Is it fair that the chance of birth gives certain privileges? What about social classes?
I. The questioning of privileges in the 18th century
In the 18th century, Turgot thought, as in his time, that ennoblement should not be linked to the wealth of a bourgeois, but to the services he rendered.
“Let everyone be a son of his works and merits: all justice would be accomplished and the State would be better served” – the Marquis d’Argenson, 1739.
Beaumarchais in The Marriage of Figaro (1778) writes this famous word: “Because you are a great lord, you believe yourself a great genius! … you have taken the trouble to be born, and nothing more.
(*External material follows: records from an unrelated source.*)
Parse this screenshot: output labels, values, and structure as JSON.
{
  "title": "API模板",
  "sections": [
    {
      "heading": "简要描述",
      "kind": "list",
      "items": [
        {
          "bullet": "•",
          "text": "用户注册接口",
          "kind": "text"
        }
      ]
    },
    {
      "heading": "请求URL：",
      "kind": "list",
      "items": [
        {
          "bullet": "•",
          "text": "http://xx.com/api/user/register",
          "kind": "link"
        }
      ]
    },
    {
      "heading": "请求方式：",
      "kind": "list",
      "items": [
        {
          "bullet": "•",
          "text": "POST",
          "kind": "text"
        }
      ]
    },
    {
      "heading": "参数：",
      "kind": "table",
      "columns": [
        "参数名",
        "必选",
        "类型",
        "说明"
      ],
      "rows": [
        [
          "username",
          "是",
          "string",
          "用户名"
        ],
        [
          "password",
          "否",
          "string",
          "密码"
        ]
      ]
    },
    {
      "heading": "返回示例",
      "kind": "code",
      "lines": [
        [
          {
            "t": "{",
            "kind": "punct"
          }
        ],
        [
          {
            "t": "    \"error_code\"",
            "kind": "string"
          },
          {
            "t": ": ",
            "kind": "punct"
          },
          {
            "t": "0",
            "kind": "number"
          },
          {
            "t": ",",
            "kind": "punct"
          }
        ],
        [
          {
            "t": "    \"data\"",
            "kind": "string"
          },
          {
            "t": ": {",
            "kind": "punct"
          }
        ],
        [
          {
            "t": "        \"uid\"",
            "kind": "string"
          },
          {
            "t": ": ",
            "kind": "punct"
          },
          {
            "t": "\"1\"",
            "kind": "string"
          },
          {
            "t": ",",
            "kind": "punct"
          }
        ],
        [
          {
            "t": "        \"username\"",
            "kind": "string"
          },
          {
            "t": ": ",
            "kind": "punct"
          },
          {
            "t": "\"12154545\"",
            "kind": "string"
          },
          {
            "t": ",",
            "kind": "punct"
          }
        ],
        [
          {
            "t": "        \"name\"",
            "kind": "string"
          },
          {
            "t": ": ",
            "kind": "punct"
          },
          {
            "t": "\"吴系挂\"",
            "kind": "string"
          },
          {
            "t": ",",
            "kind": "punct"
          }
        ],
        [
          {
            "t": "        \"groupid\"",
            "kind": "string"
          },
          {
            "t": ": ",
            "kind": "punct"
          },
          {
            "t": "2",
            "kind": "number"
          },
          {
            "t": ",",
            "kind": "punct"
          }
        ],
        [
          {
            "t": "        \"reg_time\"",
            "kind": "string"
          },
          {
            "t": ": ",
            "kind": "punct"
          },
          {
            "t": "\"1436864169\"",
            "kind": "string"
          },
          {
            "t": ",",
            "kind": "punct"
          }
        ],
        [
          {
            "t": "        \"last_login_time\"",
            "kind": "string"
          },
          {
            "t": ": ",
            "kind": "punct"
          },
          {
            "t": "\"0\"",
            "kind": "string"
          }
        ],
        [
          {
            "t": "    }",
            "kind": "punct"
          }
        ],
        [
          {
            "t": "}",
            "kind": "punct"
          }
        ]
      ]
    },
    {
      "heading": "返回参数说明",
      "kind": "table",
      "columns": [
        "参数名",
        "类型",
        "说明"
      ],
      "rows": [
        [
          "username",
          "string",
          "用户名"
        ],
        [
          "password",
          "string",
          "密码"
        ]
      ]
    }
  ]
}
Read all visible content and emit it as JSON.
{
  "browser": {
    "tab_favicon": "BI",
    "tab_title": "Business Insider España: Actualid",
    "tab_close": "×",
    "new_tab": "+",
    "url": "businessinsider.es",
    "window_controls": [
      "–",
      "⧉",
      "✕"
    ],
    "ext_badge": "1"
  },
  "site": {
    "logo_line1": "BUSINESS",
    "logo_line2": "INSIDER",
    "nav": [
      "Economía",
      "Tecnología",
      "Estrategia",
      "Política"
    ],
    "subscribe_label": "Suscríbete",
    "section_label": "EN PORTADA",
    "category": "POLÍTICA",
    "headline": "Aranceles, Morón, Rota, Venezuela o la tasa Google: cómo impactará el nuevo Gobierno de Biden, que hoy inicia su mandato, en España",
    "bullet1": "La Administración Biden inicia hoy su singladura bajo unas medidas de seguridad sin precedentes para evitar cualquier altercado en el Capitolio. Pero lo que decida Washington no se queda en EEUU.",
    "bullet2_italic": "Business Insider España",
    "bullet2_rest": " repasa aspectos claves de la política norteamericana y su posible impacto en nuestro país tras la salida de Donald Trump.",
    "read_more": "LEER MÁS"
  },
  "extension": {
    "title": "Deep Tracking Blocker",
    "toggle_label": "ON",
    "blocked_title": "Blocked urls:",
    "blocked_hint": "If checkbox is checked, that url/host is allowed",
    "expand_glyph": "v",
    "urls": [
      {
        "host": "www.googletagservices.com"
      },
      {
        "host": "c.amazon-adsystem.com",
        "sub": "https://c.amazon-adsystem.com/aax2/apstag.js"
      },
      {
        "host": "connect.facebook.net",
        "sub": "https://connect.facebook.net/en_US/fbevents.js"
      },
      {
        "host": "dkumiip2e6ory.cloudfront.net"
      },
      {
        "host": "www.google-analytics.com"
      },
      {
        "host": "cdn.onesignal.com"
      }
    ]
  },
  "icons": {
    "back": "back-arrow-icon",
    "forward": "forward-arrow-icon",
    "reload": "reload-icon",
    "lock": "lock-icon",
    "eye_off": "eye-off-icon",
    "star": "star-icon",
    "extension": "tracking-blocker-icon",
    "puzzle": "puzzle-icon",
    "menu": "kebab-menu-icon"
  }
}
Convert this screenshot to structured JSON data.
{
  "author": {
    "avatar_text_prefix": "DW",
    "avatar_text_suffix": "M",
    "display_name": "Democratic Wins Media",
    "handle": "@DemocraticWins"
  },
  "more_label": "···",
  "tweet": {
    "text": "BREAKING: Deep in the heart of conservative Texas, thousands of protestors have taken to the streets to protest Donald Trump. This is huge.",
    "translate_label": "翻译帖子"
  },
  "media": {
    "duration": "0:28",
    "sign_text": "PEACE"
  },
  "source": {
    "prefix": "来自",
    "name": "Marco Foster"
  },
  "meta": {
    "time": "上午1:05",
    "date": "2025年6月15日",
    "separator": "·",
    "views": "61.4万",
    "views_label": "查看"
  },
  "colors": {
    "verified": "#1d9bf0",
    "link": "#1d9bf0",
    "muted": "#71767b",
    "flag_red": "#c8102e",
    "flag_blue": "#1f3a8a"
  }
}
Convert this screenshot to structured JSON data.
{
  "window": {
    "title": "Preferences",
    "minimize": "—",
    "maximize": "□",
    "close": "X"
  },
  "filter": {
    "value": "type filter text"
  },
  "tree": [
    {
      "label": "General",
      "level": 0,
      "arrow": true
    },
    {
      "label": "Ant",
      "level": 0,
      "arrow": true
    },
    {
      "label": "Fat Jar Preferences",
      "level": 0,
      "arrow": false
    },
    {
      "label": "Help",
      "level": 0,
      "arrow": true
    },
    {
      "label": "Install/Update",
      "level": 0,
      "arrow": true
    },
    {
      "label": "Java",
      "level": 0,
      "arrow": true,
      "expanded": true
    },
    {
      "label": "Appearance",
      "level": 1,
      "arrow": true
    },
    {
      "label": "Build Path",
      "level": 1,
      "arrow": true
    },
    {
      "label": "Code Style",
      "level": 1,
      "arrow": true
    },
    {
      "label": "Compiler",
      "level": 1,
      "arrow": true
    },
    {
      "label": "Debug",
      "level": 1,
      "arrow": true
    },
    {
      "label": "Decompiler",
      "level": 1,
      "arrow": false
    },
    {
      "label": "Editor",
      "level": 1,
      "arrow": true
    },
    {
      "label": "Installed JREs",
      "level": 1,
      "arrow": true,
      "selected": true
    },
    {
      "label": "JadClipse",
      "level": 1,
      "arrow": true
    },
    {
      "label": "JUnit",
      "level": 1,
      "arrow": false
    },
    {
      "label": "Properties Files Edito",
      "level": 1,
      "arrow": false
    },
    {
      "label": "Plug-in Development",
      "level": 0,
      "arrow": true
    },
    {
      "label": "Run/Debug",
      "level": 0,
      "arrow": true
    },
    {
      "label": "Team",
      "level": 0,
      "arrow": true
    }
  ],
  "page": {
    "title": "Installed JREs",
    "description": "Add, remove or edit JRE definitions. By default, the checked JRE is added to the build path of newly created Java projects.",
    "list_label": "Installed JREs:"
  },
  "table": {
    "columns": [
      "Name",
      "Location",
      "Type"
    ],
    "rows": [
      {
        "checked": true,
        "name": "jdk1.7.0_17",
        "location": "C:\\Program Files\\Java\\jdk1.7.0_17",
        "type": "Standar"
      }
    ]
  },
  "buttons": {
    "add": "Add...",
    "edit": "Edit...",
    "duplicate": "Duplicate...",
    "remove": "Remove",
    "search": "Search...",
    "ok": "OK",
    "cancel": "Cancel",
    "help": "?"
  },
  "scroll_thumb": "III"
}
Besides, you are a rather ordinary man” (Act II, Scene II)
In France, the night of August 4, 1789, marks the abolition of the privileges.
II. To think of the social class
These four visions of social class are not exhaustive, but they will nevertheless provide some useful reference points for a Sciences Po paper.
Karl Marx defines seven social classes in Les lutes the classes in France (1850), of which the two most important are the proletariat and the capitalist bourgeoisie.
According to Vilfredo Pareto (1848–1923), social classes are the consequence of an opposition between masses of individuals and governmental elites.
According to Max Weber (1864–1920) classes are not social, nor political, but economy: income and wealth determine classes.
Joseph Schumpeter (1883–1950), following Plato’s line, believes on the contrary that the class is linked to the function performed.